Mr. Shields noted that the benefits of mentoring extend significantly to mentors, not just mentees, citing his own personal experiences.
A meeting attendee noted that for smaller agencies, resources, both human and financial, are an issue. Mr. Mance emphasized that while he runs USDA’s mentoring program, it is only one of many responsibilities, and that there are low-cost and even no-cost options for infusing mentoring into an agency’s employee engagement efforts. He said that USDA did spend money to build a portal to assist in managing its program, but that there are ways to not do so. Ms. Levy emphasized that the flash mentoring programs are low cost but high yield.
- Closing Remarks
Akinyemi Banjo, Policy Advisor at ODEP, and Brett Sheats, National Project Director for EARN, then provided brief closing remarks, thanking attendees for coming and reminding them that the purpose of FEED is to exchange information and for ODEP, OPM and EEOC to hear from participants about what is and is not working at their agencies and what resources they need to be more effective in their disability inclusion efforts. The next FEED meeting will take place in June and will be a roundtable discussion on PAS in the workplace.

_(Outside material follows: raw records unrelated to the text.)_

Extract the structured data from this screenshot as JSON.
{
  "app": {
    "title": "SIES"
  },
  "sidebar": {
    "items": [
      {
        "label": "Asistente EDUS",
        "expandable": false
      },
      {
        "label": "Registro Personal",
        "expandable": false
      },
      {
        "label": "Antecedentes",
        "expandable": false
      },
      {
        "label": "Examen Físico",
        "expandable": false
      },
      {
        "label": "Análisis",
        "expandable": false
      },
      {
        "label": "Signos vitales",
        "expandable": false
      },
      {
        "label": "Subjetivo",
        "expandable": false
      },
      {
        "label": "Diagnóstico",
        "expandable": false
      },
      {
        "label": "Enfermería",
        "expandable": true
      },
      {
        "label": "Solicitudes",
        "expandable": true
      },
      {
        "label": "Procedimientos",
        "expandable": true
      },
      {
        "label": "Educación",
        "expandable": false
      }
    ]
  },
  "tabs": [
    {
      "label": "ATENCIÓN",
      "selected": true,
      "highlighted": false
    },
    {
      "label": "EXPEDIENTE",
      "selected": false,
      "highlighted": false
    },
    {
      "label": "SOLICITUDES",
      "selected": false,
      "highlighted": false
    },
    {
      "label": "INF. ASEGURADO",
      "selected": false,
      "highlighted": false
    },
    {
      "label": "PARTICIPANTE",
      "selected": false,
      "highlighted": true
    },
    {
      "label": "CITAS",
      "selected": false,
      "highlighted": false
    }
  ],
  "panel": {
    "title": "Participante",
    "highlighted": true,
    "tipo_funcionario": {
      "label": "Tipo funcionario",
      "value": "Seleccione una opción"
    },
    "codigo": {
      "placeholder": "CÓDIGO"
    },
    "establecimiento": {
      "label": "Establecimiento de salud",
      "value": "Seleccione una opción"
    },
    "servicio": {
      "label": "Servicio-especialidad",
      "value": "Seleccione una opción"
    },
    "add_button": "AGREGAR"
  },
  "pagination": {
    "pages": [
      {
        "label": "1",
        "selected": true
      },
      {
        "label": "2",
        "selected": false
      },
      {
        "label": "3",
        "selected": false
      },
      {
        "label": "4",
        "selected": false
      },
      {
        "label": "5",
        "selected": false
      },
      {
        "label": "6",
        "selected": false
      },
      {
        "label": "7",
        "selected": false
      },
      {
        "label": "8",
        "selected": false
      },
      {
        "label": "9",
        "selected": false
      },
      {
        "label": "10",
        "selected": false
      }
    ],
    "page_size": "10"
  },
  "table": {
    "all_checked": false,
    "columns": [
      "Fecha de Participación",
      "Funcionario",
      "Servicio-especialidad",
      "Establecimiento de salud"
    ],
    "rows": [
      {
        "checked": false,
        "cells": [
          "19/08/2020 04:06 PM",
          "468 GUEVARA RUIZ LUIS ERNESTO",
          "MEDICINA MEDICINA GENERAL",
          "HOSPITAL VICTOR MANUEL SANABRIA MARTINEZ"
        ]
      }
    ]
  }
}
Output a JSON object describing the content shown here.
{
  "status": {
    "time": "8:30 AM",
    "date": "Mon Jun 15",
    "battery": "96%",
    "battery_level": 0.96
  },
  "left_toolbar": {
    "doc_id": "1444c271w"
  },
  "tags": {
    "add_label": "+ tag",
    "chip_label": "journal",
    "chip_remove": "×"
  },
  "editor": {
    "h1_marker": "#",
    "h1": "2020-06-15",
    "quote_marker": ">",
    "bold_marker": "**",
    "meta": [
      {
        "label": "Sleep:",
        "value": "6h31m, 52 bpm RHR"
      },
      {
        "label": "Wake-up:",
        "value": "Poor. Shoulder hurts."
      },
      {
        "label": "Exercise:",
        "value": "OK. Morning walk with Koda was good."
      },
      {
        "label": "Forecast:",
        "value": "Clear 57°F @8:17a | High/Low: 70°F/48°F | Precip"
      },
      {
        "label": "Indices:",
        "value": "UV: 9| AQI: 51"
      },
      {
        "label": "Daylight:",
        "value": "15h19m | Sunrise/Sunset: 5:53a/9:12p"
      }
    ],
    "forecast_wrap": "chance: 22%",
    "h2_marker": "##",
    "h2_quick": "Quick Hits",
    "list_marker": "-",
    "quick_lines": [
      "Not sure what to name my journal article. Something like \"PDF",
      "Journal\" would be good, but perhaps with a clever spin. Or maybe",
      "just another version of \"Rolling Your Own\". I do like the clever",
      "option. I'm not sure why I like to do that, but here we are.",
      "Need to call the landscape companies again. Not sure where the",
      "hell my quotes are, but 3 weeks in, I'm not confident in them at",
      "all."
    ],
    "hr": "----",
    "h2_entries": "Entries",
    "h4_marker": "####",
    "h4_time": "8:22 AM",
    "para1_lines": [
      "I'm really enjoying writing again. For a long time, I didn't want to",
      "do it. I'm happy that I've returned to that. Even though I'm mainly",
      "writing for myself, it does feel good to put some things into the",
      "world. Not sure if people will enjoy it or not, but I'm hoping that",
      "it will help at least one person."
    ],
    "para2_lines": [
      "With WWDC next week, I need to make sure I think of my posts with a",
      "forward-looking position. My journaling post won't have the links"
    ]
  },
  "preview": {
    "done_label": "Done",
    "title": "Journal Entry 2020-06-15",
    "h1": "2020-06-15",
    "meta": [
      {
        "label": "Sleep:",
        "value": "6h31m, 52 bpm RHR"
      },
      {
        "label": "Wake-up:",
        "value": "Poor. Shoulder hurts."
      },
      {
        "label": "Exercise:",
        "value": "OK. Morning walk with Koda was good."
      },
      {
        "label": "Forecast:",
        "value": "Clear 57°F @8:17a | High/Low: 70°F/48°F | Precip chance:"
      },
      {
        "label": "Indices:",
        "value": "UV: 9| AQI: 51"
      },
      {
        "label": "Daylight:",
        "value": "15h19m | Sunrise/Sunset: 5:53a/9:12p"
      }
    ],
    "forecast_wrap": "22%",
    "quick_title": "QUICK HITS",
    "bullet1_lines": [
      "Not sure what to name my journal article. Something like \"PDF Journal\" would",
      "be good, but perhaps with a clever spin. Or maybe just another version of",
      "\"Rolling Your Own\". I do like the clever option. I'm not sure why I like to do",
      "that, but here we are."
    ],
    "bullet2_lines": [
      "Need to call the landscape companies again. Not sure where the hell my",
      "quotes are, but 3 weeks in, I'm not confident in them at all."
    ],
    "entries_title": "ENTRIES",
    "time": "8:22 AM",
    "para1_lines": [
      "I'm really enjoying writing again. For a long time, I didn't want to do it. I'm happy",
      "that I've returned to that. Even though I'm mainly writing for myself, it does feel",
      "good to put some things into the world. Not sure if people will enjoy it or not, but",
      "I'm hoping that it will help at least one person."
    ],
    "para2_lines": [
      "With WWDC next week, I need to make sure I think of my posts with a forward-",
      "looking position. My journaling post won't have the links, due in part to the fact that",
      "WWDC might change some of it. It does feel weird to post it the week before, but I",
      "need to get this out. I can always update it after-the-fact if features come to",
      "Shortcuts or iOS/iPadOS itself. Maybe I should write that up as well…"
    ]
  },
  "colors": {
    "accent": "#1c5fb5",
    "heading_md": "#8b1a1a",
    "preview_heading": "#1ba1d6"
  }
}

Details will be emailed to FEED participants in the near future.